I like Sushi of Gari. I used to live in the building with the Sushi of Gari on 78th Street. The original one, the tiny one. I lived right down the street, I’ve been on that block for 22 years. I just let him make whatever he wants, I never order. If you are ordering in a sushi bar, you are eating wrong.

But honestly, when I go out, I usually eat meat.

[See details.]

Q. Where do you eat meat?

A. Salumeria Rosi: I eat salami. Actually, I eat whatever Cesare [Casella] tells me to eat. He usually has some slow cooked pasta with meat in it, or Bucatini all'Amatriciana.

[See details.]

Q. Where do you go late at night?

There’s Sake Bar Hagi. It’s in Times Square and open late. I like the yakitori there. I love that place, it’s like a gem, you know.

Sometimes I go down to the Ukrainian diner, Veselka, to have some pierogies. You know, it varies, different things at different times.

[See details.]

Q. Any Italian places in Manhattan that you think are great?

A. Del Posto, Lupa, and Becco.

[See details.]


Q. You’ve been traveling down south to go fishing.

A. I went down New Orleans for bow and arrow fishing with Donald Link, that was fucking great.

Q. Where did Donald take you to eat?

A. We ate at Cochon and we ate at Herbsaint. We had a Friday lunch at Galatoire’s, that was crazy. It was a lot of fun and we went out to this sugar cane plantation, Woodland Plantation... it’s the house on the Southern Comfort bottle.

[See details, also see New Orleans City Guide]


Q. Browne Trading Company out of Portland, Maine recommended you and Esca. I understand you go up there to visit them.

A. Yeah, we have been doing business with them for 20 years, at least. I usually go up there [Portland, ME] for a week.

[See details.]

Q. Any places you like to eat at in Portland?

A. Miyake for sushi and I love Fore Street Grill. Sam [chef Hayward] is great. I love that place.

[See details.]


Q. With your love for Italian food. Any really authentic Italian places you can recommend, anywhere in the world?

A. In the world... I was just at Da Guido in the town of Bra - fucking awesome, man.
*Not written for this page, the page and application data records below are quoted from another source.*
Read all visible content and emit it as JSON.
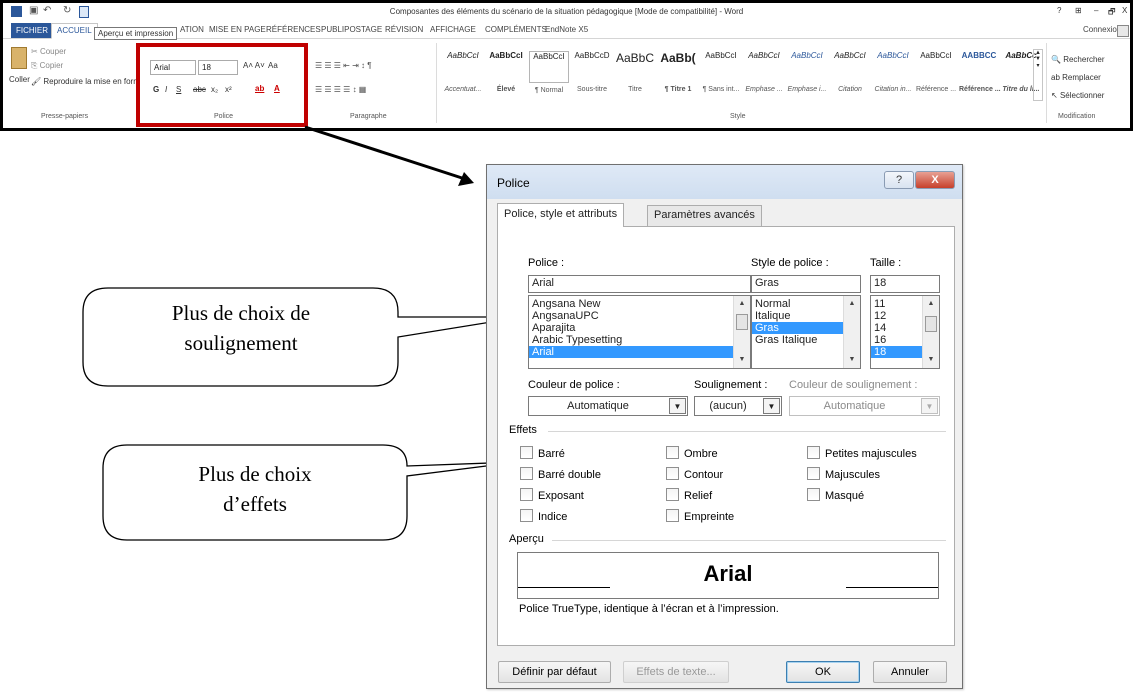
{
  "window": {
    "title": "Composantes des éléments du scénario de la situation pédagogique [Mode de compatibilité] - Word",
    "controls": [
      "?",
      "⊞",
      "–",
      "🗗",
      "X"
    ],
    "account": "Connexion"
  },
  "ribbon": {
    "tabs": [
      "FICHIER",
      "ACCUEIL",
      "MISE EN PAGE",
      "RÉFÉRENCES",
      "PUBLIPOSTAGE",
      "RÉVISION",
      "AFFICHAGE",
      "COMPLÉMENTS",
      "EndNote X5"
    ],
    "tooltip": "Aperçu et impression",
    "tab_partial": "ATION",
    "clipboard": {
      "cut": "Couper",
      "copy": "Copier",
      "paste": "Coller",
      "format_painter": "Reproduire la mise en form",
      "group_label": "Presse-papiers"
    },
    "font": {
      "font_name": "Arial",
      "font_size": "18",
      "bold": "G",
      "italic": "I",
      "underline": "S",
      "strike": "abc",
      "subscript": "x₂",
      "superscript": "x²",
      "case": "Aa",
      "group_label": "Police"
    },
    "paragraph": {
      "group_label": "Paragraphe"
    },
    "styles": {
      "items": [
        {
          "preview": "AaBbCcI",
          "label": "Accentuat..."
        },
        {
          "preview": "AaBbCcI",
          "label": "Élevé"
        },
        {
          "preview": "AaBbCcI",
          "label": "¶ Normal"
        },
        {
          "preview": "AaBbCcD",
          "label": "Sous-titre"
        },
        {
          "preview": "AaBbC",
          "label": "Titre"
        },
        {
          "preview": "AaBb(",
          "label": "¶ Titre 1"
        },
        {
          "preview": "AaBbCcI",
          "label": "¶ Sans int..."
        },
        {
          "preview": "AaBbCcI",
          "label": "Emphase ..."
        },
        {
          "preview": "AaBbCcI",
          "label": "Emphase i..."
        },
        {
          "preview": "AaBbCcI",
          "label": "Citation"
        },
        {
          "preview": "AaBbCcI",
          "label": "Citation in..."
        },
        {
          "preview": "AaBbCcI",
          "label": "Référence ..."
        },
        {
          "preview": "AABBCC",
          "label": "Référence ..."
        },
        {
          "preview": "AaBbCc",
          "label": "Titre du li..."
        }
      ],
      "group_label": "Style"
    },
    "editing": {
      "find": "Rechercher",
      "replace": "Remplacer",
      "select": "Sélectionner",
      "group_label": "Modification"
    }
  },
  "dialog": {
    "title": "Police",
    "help": "?",
    "close": "X",
    "tabs": [
      "Police, style et attributs",
      "Paramètres avancés"
    ],
    "font_label": "Police :",
    "font_value": "Arial",
    "font_list": [
      "Angsana New",
      "AngsanaUPC",
      "Aparajita",
      "Arabic Typesetting",
      "Arial"
    ],
    "style_label": "Style de police :",
    "style_value": "Gras",
    "style_list": [
      "Normal",
      "Italique",
      "Gras",
      "Gras Italique"
    ],
    "size_label": "Taille :",
    "size_value": "18",
    "size_list": [
      "11",
      "12",
      "14",
      "16",
      "18"
    ],
    "color_label": "Couleur de police :",
    "color_value": "Automatique",
    "underline_label": "Soulignement :",
    "underline_value": "(aucun)",
    "underline_color_label": "Couleur de soulignement :",
    "underline_color_value": "Automatique",
    "effects_label": "Effets",
    "effects": {
      "col1": [
        "Barré",
        "Barré double",
        "Exposant",
        "Indice"
      ],
      "col2": [
        "Ombre",
        "Contour",
        "Relief",
        "Empreinte"
      ],
      "col3": [
        "Petites majuscules",
        "Majuscules",
        "Masqué"
      ]
    },
    "preview_label": "Aperçu",
    "preview_text": "Arial",
    "preview_note": "Police TrueType, identique à l’écran et à l’impression.",
    "buttons": {
      "default": "Définir par défaut",
      "text_effects": "Effets de texte...",
      "ok": "OK",
      "cancel": "Annuler"
    }
  },
  "callouts": {
    "underline": [
      "Plus de choix de",
      "soulignement"
    ],
    "effects": [
      "Plus de choix",
      "d’effets"
    ]
  },
  "colors": {
    "highlight": "#c00000",
    "file_tab": "#2b579a",
    "selection": "#3399ff"
  }
}
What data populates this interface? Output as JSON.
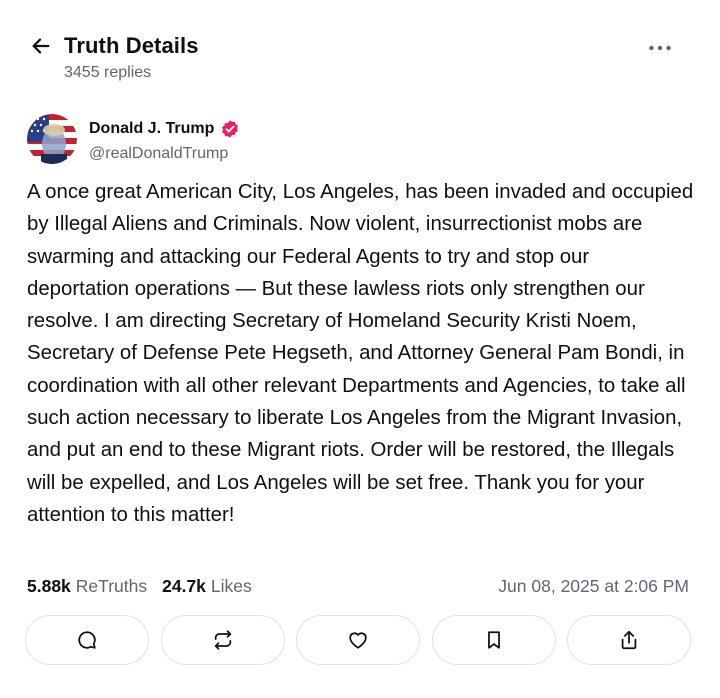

It’s in the same building as Slow Foods. The Slow Foods’ office is upstairs and it’s at the University of Gastronomy in Bra. Its delicious.

[See details.]

Q. What should we order when we go there?

A. Whatever they tell you. They have a picture of his mom’s hands on the wall, because she makes all the pasta. So, it’s just this old lady’s deformed hand. It’s great.



Details of Dave Pasternack’s recommendations on where to eat in New York, New Orleans, Louisiana, Maine, and Italy.




Midtown West

Italian / Seafood

402 West 43rd Street

New York, NY 10036 (view map) 

T: 212.564.7272 (make a reservation)




Mon - Sat: 12pm - 2:30pm


Mon: 5pm - 10:30pm

Tue - Sat: 5pm - 11:30pm

Sun: 4:30pm - 10:30pm




The Young Man and the Sea : Recipes and Crispy Fish Tales from Esca (buy it)


- Browne Trading Company


Dave Pasternack’s recommendations on where to eat in New York, New Orleans, Louisiana, Maine, and Italy.

Photograph courtesy of Dave Pasternack